YOUR OBJECTIVE » From the records below, copy out each line that has the word "RINGS".

:: EXTRACTED INFORMATION

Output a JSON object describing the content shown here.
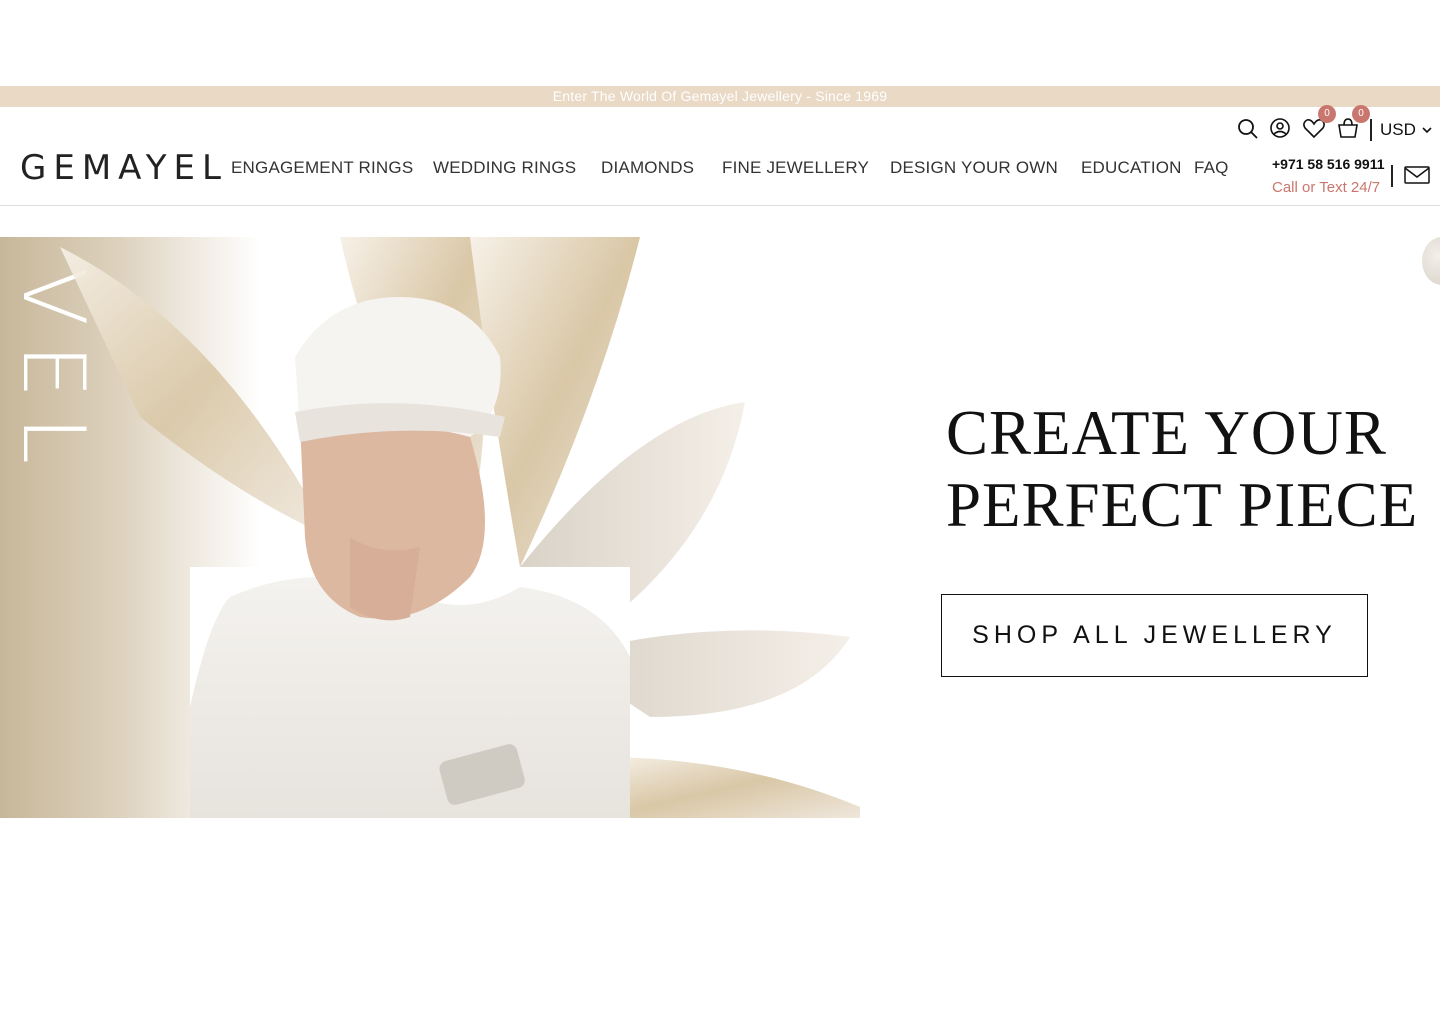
{
  "announcement": "Enter The World Of Gemayel Jewellery - Since 1969",
  "header": {
    "logo": "GEMAYEL",
    "nav": [
      {
        "label": "ENGAGEMENT RINGS"
      },
      {
        "label": "WEDDING RINGS"
      },
      {
        "label": "DIAMONDS"
      },
      {
        "label": "FINE JEWELLERY"
      },
      {
        "label": "DESIGN YOUR OWN"
      },
      {
        "label": "EDUCATION"
      },
      {
        "label": "FAQ"
      }
    ],
    "wishlist_count": "0",
    "cart_count": "0",
    "currency": "USD",
    "phone": "+971 58 516 9911",
    "call_text": "Call or Text 24/7",
    "icons": [
      "search-icon",
      "account-icon",
      "heart-icon",
      "bag-icon",
      "chevron-down-icon",
      "mail-icon"
    ]
  },
  "hero": {
    "title_line1": "CREATE YOUR",
    "title_line2": "PERFECT PIECE",
    "button": "SHOP ALL JEWELLERY",
    "side_letters": "VEL"
  },
  "colors": {
    "accent": "#c9776e",
    "announcement_bg": "#e9d9c5"
  }
}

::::

SOLUTION FOR THIS TASK »
        "label": "ENGAGEMENT RINGS"
        "label": "WEDDING RINGS"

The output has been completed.